» Exercise:
Each line below needs to be repeated precisely as it is.

(Data records for software interfaces)
= Beginning of Section =

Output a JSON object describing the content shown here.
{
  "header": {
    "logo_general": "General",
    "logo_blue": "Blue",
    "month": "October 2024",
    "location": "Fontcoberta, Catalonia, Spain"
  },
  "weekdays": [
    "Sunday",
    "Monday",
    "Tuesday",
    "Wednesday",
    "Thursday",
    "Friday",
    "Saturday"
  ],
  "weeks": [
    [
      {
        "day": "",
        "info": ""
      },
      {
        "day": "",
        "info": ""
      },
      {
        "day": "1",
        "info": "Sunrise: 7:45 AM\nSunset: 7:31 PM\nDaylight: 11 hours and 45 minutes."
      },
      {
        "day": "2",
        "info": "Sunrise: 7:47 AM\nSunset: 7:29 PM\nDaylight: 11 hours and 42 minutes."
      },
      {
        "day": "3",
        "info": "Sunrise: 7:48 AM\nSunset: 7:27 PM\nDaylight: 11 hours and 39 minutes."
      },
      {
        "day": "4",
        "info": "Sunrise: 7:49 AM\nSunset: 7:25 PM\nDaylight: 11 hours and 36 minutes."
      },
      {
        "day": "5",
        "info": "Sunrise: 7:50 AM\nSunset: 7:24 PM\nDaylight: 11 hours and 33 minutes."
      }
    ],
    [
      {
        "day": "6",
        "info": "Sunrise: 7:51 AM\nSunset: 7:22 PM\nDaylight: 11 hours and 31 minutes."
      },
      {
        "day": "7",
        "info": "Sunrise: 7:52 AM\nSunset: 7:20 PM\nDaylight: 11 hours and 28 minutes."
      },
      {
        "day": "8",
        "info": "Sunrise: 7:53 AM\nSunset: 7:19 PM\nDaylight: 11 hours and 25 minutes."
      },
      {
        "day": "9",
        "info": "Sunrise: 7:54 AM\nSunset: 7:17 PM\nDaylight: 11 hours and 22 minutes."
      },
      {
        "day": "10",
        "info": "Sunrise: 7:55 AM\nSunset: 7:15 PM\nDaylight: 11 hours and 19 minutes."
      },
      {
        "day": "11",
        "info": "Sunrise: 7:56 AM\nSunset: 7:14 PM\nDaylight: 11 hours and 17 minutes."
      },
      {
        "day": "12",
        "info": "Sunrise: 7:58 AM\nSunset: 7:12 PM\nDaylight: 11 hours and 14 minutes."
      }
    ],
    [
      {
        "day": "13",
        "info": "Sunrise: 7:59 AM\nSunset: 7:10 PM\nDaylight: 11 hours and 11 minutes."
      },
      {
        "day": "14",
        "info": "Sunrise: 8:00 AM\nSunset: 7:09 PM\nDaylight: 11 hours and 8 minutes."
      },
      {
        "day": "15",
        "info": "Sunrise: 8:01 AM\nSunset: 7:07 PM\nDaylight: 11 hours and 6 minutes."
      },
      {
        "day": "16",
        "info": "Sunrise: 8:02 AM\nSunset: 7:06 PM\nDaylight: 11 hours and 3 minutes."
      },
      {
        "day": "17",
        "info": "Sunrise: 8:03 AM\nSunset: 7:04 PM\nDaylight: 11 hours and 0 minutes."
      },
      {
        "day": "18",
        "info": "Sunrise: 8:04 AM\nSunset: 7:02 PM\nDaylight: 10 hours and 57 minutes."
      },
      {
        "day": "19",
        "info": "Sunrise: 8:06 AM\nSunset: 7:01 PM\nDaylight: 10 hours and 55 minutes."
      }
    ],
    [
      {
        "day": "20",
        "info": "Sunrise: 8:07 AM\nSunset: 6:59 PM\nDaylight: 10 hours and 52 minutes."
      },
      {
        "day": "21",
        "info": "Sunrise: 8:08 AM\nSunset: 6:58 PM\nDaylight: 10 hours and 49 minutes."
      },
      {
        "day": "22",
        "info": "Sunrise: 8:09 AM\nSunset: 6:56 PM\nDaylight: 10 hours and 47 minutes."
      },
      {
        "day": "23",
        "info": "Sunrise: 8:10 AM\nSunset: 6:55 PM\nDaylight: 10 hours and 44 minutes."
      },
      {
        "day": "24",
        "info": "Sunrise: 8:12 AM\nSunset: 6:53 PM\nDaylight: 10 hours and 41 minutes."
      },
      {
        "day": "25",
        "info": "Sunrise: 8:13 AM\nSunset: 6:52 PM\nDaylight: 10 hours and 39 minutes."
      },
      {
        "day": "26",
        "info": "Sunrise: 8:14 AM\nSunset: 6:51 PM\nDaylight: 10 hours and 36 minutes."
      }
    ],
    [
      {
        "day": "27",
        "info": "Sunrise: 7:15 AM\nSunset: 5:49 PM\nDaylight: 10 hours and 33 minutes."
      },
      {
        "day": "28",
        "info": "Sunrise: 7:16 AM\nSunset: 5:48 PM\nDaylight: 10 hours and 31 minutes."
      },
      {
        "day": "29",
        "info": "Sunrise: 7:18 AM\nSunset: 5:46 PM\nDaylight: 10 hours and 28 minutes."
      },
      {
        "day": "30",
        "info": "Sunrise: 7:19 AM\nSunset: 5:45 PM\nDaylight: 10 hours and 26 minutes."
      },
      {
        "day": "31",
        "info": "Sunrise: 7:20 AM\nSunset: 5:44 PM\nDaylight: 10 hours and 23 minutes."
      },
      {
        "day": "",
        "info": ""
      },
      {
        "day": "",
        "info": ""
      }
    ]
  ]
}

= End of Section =

» Task solution:
Output a JSON object describing the content shown here.
{
  "header": {
    "logo_general": "General",
    "logo_blue": "Blue",
    "month": "October 2024",
    "location": "Fontcoberta, Catalonia, Spain"
  },
  "weekdays": [
    "Sunday",
    "Monday",
    "Tuesday",
    "Wednesday",
    "Thursday",
    "Friday",
    "Saturday"
  ],
  "weeks": [
    [
      {
        "day": "",
        "info": ""
      },
      {
        "day": "",
        "info": ""
      },
      {
        "day": "1",
        "info": "Sunrise: 7:45 AM\nSunset: 7:31 PM\nDaylight: 11 hours and 45 minutes."
      },
      {
        "day": "2",
        "info": "Sunrise: 7:47 AM\nSunset: 7:29 PM\nDaylight: 11 hours and 42 minutes."
      },
      {
        "day": "3",
        "info": "Sunrise: 7:48 AM\nSunset: 7:27 PM\nDaylight: 11 hours and 39 minutes."
      },
      {
        "day": "4",
        "info": "Sunrise: 7:49 AM\nSunset: 7:25 PM\nDaylight: 11 hours and 36 minutes."
      },
      {
        "day": "5",
        "info": "Sunrise: 7:50 AM\nSunset: 7:24 PM\nDaylight: 11 hours and 33 minutes."
      }
    ],
    [
      {
        "day": "6",
        "info": "Sunrise: 7:51 AM\nSunset: 7:22 PM\nDaylight: 11 hours and 31 minutes."
      },
      {
        "day": "7",
        "info": "Sunrise: 7:52 AM\nSunset: 7:20 PM\nDaylight: 11 hours and 28 minutes."
      },
      {
        "day": "8",
        "info": "Sunrise: 7:53 AM\nSunset: 7:19 PM\nDaylight: 11 hours and 25 minutes."
      },
      {
        "day": "9",
        "info": "Sunrise: 7:54 AM\nSunset: 7:17 PM\nDaylight: 11 hours and 22 minutes."
      },
      {
        "day": "10",
        "info": "Sunrise: 7:55 AM\nSunset: 7:15 PM\nDaylight: 11 hours and 19 minutes."
      },
      {
        "day": "11",
        "info": "Sunrise: 7:56 AM\nSunset: 7:14 PM\nDaylight: 11 hours and 17 minutes."
      },
      {
        "day": "12",
        "info": "Sunrise: 7:58 AM\nSunset: 7:12 PM\nDaylight: 11 hours and 14 minutes."
      }
    ],
    [
      {
        "day": "13",
        "info": "Sunrise: 7:59 AM\nSunset: 7:10 PM\nDaylight: 11 hours and 11 minutes."
      },
      {
        "day": "14",
        "info": "Sunrise: 8:00 AM\nSunset: 7:09 PM\nDaylight: 11 hours and 8 minutes."
      },
      {
        "day": "15",
        "info": "Sunrise: 8:01 AM\nSunset: 7:07 PM\nDaylight: 11 hours and 6 minutes."
      },
      {
        "day": "16",
        "info": "Sunrise: 8:02 AM\nSunset: 7:06 PM\nDaylight: 11 hours and 3 minutes."
      },
      {
        "day": "17",
        "info": "Sunrise: 8:03 AM\nSunset: 7:04 PM\nDaylight: 11 hours and 0 minutes."
      },
      {
        "day": "18",
        "info": "Sunrise: 8:04 AM\nSunset: 7:02 PM\nDaylight: 10 hours and 57 minutes."
      },
      {
        "day": "19",
        "info": "Sunrise: 8:06 AM\nSunset: 7:01 PM\nDaylight: 10 hours and 55 minutes."
      }
    ],
    [
      {
        "day": "20",
        "info": "Sunrise: 8:07 AM\nSunset: 6:59 PM\nDaylight: 10 hours and 52 minutes."
      },
      {
        "day": "21",
        "info": "Sunrise: 8:08 AM\nSunset: 6:58 PM\nDaylight: 10 hours and 49 minutes."
      },
      {
        "day": "22",
        "info": "Sunrise: 8:09 AM\nSunset: 6:56 PM\nDaylight: 10 hours and 47 minutes."
      },
      {
        "day": "23",
        "info": "Sunrise: 8:10 AM\nSunset: 6:55 PM\nDaylight: 10 hours and 44 minutes."
      },
      {
        "day": "24",
        "info": "Sunrise: 8:12 AM\nSunset: 6:53 PM\nDaylight: 10 hours and 41 minutes."
      },
      {
        "day": "25",
        "info": "Sunrise: 8:13 AM\nSunset: 6:52 PM\nDaylight: 10 hours and 39 minutes."
      },
      {
        "day": "26",
        "info": "Sunrise: 8:14 AM\nSunset: 6:51 PM\nDaylight: 10 hours and 36 minutes."
      }
    ],
    [
      {
        "day": "27",
        "info": "Sunrise: 7:15 AM\nSunset: 5:49 PM\nDaylight: 10 hours and 33 minutes."
      },
      {
        "day": "28",
        "info": "Sunrise: 7:16 AM\nSunset: 5:48 PM\nDaylight: 10 hours and 31 minutes."
      },
      {
        "day": "29",
        "info": "Sunrise: 7:18 AM\nSunset: 5:46 PM\nDaylight: 10 hours and 28 minutes."
      },
      {
        "day": "30",
        "info": "Sunrise: 7:19 AM\nSunset: 5:45 PM\nDaylight: 10 hours and 26 minutes."
      },
      {
        "day": "31",
        "info": "Sunrise: 7:20 AM\nSunset: 5:44 PM\nDaylight: 10 hours and 23 minutes."
      },
      {
        "day": "",
        "info": ""
      },
      {
        "day": "",
        "info": ""
      }
    ]
  ]
}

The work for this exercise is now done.